A review by Dawn Vogel
She Walks in Shadows (Innsmouth Free Press, 2015) is an anthology of stories set within the Lovecraftian Mythos, all of which are written by women. While all of the stories contain horror elements, they range between funny and truly terrifying, hitting all of the points in between.
With 25 stories included in the collection, some of which feature reimaginings of Lovecraft’s own characters, while others explore uncharted territory within the Mythos, readers are sure to find something they love within the pages. Several of the stories stuck with me long after I finished reading the anthology, and some may linger in my nightmares for a very long time.
Amelia Gorman’s “Bring the Moon to Me” involved a fascinating blending of computer programming and knitting, not necessarily two things that you would think of in conjunction. But it makes perfect sense in this story, and it makes me wonder what those coders and knitters at the local coffee shop might actually be up to. I also loved Jilly Dreadful’s “De Deabus Minoribus Exterioris Theomagicae,” a story told in the form of an outlined set of notes that reminded me of my grad school days (except the books I was reading at the time weren’t nearly as interesting as the one in this story). And while the strange and eldritch book is perhaps a trope in Lovecraftian tales, this is a fresh take on the presentation of such.
“Lockbox,” by E. Catherine Tobler, is definitely one of the stories that stuck with me. With a creepy ruin of a house and a woman who may or may not exist outside of dreams, this story is quite haunting. Another fantastically creepy story is “Hairwork,” by Gemma Files. Though the beginning is somewhat slow, and the point of view changes take some work to follow, the story picks up the pace and turns out to be a wonderful tale of righteous vengeance.
Two other stories, on opposite ends of the spectrum of how pervasive the Mythos is, round out my list of favorites. Laura Blackwell’s “Bitter Perfume” is a lovely, touching story about family, yet the connection to the Mythos is only slight. Meanwhile, “The Cypress God,” by Rodopi Sisamis, is set in a world where Mythos deities have their own church and shrines. The characterization in this particular story absolutely floored me, and it worked perfectly with the setting.
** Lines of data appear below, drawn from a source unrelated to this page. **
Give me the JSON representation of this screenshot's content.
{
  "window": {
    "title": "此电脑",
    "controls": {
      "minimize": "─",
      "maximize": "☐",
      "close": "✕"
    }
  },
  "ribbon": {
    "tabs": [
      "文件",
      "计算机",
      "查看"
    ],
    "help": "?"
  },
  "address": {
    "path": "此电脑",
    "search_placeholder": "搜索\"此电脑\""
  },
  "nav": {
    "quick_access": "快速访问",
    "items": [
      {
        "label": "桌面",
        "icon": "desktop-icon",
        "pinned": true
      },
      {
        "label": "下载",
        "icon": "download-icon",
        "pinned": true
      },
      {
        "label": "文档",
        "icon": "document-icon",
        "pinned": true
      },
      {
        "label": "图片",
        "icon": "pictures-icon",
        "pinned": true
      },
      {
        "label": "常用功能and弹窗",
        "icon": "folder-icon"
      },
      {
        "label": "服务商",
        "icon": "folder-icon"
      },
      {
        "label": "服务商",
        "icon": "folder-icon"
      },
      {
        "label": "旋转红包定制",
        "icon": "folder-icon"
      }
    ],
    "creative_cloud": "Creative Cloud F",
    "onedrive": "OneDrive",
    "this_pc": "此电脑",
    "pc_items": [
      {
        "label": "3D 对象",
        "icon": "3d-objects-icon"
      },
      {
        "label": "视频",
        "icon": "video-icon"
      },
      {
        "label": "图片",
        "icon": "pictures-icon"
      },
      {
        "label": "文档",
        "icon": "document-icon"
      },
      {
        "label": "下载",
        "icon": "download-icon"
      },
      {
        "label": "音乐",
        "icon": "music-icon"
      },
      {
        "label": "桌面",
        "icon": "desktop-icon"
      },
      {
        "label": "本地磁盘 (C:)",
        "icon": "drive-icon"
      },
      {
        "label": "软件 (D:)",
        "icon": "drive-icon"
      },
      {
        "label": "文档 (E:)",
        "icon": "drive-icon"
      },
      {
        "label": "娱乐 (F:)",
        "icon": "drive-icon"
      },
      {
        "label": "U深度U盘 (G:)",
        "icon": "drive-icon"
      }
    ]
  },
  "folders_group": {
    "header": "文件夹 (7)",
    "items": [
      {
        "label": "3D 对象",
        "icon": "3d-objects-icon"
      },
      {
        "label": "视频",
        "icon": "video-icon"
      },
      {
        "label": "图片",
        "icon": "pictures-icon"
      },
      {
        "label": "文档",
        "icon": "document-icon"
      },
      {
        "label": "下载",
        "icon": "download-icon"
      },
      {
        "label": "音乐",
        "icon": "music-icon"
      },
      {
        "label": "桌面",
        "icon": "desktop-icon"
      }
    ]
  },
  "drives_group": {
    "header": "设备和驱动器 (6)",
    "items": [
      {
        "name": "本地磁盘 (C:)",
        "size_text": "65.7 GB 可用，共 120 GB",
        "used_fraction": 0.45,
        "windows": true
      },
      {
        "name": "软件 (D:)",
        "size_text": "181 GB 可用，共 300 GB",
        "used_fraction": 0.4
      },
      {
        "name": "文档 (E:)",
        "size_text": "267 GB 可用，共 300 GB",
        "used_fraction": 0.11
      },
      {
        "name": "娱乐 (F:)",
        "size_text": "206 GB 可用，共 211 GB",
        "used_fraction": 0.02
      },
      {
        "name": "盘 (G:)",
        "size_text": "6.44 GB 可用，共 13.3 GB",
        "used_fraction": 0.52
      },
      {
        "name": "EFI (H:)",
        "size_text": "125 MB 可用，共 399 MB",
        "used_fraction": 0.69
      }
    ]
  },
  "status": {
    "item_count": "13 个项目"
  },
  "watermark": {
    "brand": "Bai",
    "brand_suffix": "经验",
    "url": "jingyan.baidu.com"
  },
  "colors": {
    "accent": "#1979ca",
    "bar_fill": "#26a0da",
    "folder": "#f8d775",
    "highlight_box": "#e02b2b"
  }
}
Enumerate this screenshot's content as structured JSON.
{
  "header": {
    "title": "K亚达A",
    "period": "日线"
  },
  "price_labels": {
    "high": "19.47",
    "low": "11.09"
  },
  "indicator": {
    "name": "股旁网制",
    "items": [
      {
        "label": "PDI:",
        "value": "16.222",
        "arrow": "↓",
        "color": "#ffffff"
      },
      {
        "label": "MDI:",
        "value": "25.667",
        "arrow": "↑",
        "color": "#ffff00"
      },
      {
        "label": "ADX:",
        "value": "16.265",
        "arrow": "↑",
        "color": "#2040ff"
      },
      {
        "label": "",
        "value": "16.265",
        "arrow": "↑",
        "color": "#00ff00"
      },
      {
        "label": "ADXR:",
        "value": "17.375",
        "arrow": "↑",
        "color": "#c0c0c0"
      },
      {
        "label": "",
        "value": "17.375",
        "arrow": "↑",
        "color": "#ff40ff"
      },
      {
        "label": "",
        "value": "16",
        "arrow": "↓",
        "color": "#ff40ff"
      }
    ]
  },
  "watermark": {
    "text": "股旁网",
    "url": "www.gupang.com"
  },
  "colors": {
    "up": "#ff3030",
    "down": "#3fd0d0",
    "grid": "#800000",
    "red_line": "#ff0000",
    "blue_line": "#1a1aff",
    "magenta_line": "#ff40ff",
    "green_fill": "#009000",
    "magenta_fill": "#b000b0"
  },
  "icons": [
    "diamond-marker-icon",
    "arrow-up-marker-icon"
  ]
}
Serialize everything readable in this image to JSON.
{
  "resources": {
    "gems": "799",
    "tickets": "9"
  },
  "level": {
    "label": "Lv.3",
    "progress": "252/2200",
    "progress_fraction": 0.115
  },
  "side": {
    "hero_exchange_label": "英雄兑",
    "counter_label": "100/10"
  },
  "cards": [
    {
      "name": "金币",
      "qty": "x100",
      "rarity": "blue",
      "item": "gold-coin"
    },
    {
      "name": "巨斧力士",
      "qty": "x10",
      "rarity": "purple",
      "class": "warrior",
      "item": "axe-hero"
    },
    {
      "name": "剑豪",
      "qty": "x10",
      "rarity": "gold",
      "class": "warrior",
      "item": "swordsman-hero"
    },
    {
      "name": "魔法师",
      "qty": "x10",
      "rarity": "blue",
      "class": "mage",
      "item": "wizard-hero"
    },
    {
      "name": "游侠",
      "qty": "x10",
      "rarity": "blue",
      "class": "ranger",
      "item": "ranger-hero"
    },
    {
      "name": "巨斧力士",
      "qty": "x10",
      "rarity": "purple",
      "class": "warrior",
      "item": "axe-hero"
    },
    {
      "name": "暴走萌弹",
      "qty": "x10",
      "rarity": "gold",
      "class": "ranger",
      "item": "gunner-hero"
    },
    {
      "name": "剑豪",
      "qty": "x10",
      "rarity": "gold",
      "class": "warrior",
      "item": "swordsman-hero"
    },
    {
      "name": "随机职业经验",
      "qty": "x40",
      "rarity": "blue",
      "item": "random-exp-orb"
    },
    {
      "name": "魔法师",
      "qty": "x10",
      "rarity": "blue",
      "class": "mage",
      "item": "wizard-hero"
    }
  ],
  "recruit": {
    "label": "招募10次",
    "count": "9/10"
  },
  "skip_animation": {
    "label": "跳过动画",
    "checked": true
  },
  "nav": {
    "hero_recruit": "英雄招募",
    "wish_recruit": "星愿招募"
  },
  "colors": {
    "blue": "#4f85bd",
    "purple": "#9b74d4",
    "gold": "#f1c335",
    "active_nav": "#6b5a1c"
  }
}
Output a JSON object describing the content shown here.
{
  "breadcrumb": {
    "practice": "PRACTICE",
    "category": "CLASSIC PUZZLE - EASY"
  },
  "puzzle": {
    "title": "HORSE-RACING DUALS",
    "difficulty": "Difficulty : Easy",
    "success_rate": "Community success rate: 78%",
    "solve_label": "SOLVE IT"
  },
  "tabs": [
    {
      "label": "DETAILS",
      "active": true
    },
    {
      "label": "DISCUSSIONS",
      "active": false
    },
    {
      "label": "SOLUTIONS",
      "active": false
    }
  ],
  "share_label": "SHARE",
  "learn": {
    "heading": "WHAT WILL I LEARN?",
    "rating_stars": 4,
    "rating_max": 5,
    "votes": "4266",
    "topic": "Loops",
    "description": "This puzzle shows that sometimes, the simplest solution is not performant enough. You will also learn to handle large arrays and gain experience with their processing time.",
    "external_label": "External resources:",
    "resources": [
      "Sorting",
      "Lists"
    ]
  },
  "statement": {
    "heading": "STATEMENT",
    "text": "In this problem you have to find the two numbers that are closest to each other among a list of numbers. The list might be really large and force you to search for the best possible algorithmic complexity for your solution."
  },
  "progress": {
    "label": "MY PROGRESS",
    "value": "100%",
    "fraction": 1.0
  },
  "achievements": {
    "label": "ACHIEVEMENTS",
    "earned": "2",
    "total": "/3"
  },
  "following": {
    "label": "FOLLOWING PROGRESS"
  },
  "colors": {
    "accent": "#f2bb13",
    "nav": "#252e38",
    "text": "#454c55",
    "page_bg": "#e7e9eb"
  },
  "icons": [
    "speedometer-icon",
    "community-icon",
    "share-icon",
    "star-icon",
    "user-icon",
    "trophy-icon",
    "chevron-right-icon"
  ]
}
She Walks in Shadows is a fantastic read from start to finish, and despite my mention of only a handful of the stories, all of them were well written and interesting. The anthology will be available on October 6, 2015, but can be pre-ordered on the Innsmouth Free Press website: http://www.innsmouthfreepress.com/blog/books/she-walks-in-shadows/